Tyson Foods, Inc. v. Bouaphakeo: U.S. Supreme Court Holds That Class Plaintiffs May Use Sampling Evidence to Establish Predominance of Common Issues If Such Evidence Would Be Admissible to Prove Liability in Individual SuitsSullivan & Cromwell LLP - March 23, 2016
The Supreme Court held yesterday in Tyson Foods, Inc. v. Bouaphakeo that representative evidence may be used to establish class-wide liability—and that common questions may predominate over individual ones—if it could be used to establish liability in an individual action. At issue in Tyson Foods was whether a class of workers in a food processing plant could rely on expert studies calculating, based on observing a sample of employees, the average amount of time spent donning and doffing protective equipment to establish the amount of overtime pay to which members of the class were entitled.

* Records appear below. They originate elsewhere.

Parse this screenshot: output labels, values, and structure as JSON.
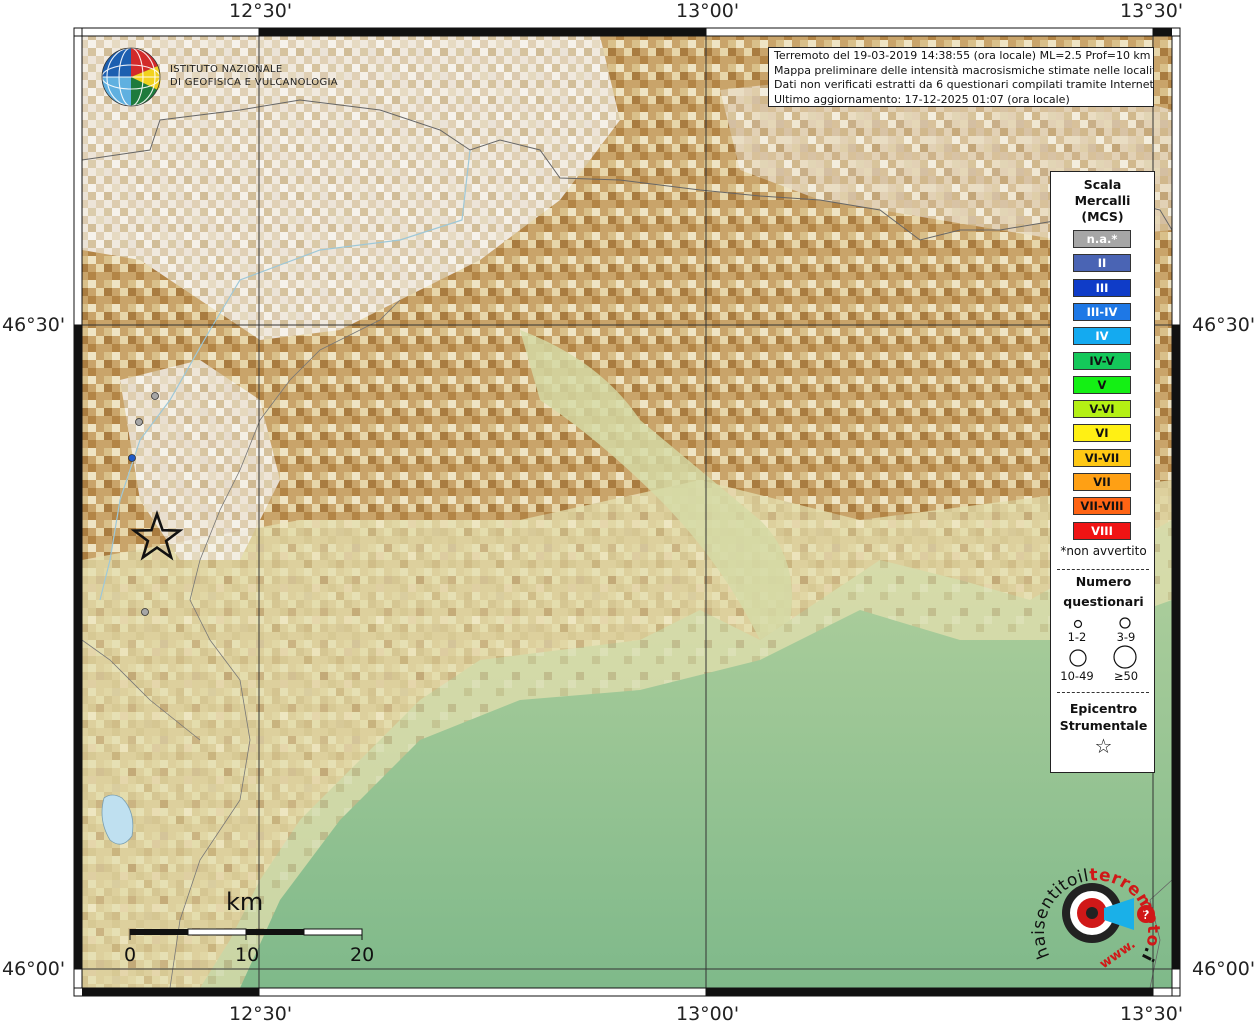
{
  "coords": {
    "top": [
      "12°30'",
      "13°00'",
      "13°30'"
    ],
    "bottom": [
      "12°30'",
      "13°00'",
      "13°30'"
    ],
    "left": [
      "46°30'",
      "46°00'"
    ],
    "right": [
      "46°30'",
      "46°00'"
    ]
  },
  "logo": {
    "line1": "ISTITUTO NAZIONALE",
    "line2": "DI GEOFISICA E VULCANOLOGIA"
  },
  "info": {
    "line1": "Terremoto del 19-03-2019 14:38:55 (ora locale) ML=2.5 Prof=10 km",
    "line2": "Mappa preliminare delle intensità macrosismiche stimate nelle località",
    "line3": "Dati non verificati estratti da 6 questionari compilati tramite Internet.",
    "line4": "Ultimo aggiornamento: 17-12-2025 01:07 (ora locale)"
  },
  "legend": {
    "title1": "Scala",
    "title2": "Mercalli",
    "title3": "(MCS)",
    "levels": [
      {
        "label": "n.a.*",
        "color": "#a6a6a6",
        "text": "#ffffff"
      },
      {
        "label": "II",
        "color": "#4a64b4",
        "text": "#ffffff"
      },
      {
        "label": "III",
        "color": "#0f3cc8",
        "text": "#ffffff"
      },
      {
        "label": "III-IV",
        "color": "#1e78e6",
        "text": "#ffffff"
      },
      {
        "label": "IV",
        "color": "#14aaf0",
        "text": "#ffffff"
      },
      {
        "label": "IV-V",
        "color": "#14c85a",
        "text": "#111111"
      },
      {
        "label": "V",
        "color": "#14f014",
        "text": "#111111"
      },
      {
        "label": "V-VI",
        "color": "#b4f014",
        "text": "#111111"
      },
      {
        "label": "VI",
        "color": "#fff014",
        "text": "#111111"
      },
      {
        "label": "VI-VII",
        "color": "#ffc814",
        "text": "#111111"
      },
      {
        "label": "VII",
        "color": "#ffa014",
        "text": "#111111"
      },
      {
        "label": "VII-VIII",
        "color": "#ff6414",
        "text": "#111111"
      },
      {
        "label": "VIII",
        "color": "#f01414",
        "text": "#ffffff"
      }
    ],
    "note": "*non avvertito",
    "count_title1": "Numero",
    "count_title2": "questionari",
    "count_labels": [
      "1-2",
      "3-9",
      "10-49",
      "≥50"
    ],
    "epi_title1": "Epicentro",
    "epi_title2": "Strumentale",
    "epi_symbol": "☆"
  },
  "scalebar": {
    "unit": "km",
    "labels": [
      "0",
      "10",
      "20"
    ]
  },
  "watermark": {
    "text": "www.haisentitoilterremoto.it",
    "part1": "haisentitoil",
    "part2": "terremoto",
    "part3": ".it",
    "part4": "www."
  },
  "colors": {
    "frame": "#111111",
    "grid": "#333333",
    "ocean": "#bfe0f0",
    "epicenter": "#111111"
  }
}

The Court concluded in a narrow decision that such evidence was admissible in this class and collective action because it would have been admissible to show an employer’s liability in an individual lawsuit, under a rule set forth in the Court’s decision in Anderson v. Mt. Clemens Pottery Co. The Court declined to address Tyson’s separate contention that the plaintiffs were required to prove that uninjured employees would not receive damages under the lump-sum award, thus leaving that question open.